▶ _Task brief_
Each line of the records that includes "Solution" should be found and copied.

=== Input for this task ===

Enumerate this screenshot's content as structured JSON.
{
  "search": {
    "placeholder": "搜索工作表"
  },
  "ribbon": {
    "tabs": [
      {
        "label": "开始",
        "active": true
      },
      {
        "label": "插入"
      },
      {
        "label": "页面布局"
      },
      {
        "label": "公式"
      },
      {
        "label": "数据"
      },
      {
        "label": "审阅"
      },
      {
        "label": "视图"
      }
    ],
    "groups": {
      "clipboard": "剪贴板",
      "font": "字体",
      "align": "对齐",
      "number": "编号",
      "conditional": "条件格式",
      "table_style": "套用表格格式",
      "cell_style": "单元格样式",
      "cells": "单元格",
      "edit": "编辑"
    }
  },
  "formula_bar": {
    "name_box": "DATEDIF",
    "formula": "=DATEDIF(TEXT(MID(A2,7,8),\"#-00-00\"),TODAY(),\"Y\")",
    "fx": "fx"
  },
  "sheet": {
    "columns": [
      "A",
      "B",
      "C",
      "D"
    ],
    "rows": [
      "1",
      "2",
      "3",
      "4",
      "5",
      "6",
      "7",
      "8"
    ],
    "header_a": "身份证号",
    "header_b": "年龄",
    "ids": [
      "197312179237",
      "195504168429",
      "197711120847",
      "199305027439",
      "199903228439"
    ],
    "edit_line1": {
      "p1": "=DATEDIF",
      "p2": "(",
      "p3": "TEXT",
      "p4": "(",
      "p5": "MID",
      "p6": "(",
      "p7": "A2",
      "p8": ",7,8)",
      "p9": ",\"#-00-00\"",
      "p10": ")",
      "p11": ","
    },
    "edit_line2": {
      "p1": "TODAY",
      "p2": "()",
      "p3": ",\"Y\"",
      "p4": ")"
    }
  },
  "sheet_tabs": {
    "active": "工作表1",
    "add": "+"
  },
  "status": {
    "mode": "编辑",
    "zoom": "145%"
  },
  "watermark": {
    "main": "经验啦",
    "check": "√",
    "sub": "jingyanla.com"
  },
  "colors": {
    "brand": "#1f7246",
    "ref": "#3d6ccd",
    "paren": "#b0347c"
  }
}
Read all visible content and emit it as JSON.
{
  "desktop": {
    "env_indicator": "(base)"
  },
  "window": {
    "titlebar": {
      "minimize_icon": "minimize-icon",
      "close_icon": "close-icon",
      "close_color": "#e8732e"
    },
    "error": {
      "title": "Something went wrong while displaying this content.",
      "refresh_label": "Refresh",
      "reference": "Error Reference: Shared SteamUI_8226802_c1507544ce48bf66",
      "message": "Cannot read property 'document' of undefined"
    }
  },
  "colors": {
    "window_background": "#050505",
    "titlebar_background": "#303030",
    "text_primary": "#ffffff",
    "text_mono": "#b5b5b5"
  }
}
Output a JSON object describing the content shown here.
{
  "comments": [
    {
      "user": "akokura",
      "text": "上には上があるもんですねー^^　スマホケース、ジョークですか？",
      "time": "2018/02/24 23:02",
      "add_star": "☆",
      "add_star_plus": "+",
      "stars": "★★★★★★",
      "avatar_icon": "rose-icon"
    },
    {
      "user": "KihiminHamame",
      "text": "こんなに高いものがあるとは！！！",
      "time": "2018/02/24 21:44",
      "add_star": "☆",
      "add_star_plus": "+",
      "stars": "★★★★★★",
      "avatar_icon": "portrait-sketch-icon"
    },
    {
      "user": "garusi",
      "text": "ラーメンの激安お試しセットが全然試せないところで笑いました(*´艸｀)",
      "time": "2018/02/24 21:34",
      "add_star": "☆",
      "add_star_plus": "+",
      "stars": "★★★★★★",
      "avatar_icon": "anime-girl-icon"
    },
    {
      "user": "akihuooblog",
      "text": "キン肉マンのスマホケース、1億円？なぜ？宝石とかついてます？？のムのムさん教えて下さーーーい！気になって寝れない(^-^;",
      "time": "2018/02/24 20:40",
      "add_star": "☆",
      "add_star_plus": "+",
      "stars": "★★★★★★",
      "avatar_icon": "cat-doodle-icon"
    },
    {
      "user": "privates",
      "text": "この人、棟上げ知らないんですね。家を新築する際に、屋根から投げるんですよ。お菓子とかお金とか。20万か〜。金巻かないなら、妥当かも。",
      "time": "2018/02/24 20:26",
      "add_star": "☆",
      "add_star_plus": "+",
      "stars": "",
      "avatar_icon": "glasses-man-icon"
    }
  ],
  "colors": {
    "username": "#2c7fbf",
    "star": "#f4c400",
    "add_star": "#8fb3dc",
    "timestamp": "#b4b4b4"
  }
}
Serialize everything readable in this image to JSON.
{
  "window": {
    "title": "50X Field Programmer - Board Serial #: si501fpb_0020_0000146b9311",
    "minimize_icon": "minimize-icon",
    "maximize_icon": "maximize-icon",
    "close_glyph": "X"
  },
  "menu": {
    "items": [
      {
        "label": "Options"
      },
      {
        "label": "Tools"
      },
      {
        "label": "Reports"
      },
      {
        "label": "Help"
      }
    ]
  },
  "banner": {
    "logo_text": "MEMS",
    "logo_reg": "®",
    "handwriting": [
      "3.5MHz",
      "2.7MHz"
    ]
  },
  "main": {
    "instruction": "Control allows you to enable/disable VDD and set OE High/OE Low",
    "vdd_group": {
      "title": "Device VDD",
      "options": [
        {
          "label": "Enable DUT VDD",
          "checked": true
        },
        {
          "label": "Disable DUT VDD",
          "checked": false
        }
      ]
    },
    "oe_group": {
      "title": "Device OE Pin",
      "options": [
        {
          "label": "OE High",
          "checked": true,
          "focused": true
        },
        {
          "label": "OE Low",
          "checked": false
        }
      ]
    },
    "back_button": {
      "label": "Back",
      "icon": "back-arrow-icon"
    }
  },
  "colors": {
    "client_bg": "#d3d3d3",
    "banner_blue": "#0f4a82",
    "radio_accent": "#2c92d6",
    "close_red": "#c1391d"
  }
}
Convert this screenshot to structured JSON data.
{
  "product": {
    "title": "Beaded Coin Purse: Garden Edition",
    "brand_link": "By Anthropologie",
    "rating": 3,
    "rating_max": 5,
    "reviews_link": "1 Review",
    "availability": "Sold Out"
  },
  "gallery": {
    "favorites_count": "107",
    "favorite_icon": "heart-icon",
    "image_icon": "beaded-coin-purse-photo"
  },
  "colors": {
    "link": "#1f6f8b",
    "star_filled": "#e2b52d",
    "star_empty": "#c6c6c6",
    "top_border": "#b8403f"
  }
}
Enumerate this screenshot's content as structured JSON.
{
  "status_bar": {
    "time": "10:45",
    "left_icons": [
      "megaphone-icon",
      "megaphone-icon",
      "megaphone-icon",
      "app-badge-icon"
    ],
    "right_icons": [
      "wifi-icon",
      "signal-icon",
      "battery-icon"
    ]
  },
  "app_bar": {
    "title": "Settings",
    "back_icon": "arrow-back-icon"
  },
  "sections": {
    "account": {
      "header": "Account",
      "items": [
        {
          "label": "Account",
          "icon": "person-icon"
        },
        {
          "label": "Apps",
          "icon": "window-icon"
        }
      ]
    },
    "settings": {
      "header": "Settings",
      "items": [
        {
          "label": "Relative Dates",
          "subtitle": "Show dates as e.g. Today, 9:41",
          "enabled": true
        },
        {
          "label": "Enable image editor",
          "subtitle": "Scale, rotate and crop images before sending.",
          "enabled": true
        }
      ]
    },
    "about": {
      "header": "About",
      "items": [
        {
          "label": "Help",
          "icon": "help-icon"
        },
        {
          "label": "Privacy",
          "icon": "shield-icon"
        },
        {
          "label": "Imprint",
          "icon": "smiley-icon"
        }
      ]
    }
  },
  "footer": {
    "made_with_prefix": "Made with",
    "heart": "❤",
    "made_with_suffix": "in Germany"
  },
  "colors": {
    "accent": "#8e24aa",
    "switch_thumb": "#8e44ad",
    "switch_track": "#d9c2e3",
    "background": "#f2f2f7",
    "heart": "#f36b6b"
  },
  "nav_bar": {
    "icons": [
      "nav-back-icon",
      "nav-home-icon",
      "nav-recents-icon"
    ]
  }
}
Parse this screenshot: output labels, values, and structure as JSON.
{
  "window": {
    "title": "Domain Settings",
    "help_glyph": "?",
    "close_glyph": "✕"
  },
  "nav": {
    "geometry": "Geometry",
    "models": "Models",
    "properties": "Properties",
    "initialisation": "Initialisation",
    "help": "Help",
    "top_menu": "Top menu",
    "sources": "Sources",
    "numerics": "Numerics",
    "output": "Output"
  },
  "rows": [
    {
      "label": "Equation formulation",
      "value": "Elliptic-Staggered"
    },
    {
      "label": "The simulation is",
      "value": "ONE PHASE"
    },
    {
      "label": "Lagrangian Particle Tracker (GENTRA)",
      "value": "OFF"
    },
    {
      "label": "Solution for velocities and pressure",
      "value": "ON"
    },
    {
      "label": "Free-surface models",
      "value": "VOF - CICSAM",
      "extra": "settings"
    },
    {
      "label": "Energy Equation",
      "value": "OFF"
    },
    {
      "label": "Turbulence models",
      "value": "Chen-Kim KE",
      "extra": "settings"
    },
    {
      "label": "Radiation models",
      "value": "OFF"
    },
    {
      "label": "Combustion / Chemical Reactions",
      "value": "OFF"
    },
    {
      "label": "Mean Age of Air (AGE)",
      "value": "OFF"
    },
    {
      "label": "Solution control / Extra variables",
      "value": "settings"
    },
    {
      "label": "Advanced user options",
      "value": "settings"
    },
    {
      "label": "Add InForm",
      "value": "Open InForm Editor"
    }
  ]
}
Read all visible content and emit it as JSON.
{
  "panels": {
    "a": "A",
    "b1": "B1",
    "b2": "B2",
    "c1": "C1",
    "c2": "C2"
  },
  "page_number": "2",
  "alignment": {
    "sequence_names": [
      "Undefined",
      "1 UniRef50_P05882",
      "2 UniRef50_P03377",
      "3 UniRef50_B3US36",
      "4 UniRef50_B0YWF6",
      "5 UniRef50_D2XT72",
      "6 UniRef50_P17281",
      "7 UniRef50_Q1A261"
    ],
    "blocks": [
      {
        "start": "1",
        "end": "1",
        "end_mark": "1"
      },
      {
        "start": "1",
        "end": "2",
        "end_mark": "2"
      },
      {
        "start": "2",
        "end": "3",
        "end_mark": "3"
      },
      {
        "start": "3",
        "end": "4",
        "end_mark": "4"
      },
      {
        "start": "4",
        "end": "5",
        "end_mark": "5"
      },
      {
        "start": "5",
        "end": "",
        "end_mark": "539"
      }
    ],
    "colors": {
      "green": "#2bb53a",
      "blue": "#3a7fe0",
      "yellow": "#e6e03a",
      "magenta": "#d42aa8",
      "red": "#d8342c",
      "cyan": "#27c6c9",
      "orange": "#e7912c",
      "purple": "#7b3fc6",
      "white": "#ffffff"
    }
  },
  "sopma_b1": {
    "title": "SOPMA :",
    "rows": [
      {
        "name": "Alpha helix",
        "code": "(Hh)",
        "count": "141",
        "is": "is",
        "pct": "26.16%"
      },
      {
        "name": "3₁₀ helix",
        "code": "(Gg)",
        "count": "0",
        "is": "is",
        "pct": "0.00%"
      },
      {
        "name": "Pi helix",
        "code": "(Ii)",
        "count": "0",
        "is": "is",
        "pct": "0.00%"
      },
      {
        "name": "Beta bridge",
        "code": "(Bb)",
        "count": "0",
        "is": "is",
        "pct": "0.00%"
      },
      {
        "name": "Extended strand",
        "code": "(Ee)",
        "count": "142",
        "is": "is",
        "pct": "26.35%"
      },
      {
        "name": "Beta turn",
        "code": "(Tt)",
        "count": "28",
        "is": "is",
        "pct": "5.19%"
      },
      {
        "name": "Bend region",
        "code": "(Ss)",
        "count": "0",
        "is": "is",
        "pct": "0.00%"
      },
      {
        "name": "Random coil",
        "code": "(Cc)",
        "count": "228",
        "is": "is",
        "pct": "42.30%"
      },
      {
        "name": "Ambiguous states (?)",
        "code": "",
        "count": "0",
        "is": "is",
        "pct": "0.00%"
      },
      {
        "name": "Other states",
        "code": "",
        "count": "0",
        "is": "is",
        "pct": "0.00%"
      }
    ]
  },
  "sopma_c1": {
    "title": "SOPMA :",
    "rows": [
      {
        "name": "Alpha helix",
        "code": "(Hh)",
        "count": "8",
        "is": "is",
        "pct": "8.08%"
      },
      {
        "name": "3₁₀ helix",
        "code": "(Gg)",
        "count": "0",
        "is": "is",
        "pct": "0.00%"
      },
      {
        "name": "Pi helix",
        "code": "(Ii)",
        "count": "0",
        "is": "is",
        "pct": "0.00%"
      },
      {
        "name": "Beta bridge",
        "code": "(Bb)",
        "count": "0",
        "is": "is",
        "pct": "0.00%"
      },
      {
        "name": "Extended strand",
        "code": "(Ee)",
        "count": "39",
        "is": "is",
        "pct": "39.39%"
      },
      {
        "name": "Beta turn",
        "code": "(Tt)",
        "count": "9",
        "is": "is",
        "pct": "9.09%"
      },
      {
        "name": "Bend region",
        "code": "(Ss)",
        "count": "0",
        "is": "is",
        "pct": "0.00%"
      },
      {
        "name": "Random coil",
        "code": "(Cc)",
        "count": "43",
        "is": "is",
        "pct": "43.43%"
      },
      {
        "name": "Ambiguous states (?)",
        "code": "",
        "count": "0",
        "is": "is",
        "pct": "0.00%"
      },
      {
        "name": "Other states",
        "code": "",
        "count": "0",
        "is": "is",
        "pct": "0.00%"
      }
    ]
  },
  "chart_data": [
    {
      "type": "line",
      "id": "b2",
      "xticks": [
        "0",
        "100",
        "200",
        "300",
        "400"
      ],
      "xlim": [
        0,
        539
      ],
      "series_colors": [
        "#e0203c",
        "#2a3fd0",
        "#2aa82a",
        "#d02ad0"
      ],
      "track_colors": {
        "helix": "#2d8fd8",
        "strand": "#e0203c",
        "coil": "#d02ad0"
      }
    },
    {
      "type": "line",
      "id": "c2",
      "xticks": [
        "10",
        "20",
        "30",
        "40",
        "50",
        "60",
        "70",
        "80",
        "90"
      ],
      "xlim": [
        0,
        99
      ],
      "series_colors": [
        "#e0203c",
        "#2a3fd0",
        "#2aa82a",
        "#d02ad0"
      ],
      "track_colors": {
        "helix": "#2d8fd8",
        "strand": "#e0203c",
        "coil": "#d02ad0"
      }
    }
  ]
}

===

▶ _Response to this exercise_
      "label": "Solution for velocities and pressure",
      "label": "Solution control / Extra variables",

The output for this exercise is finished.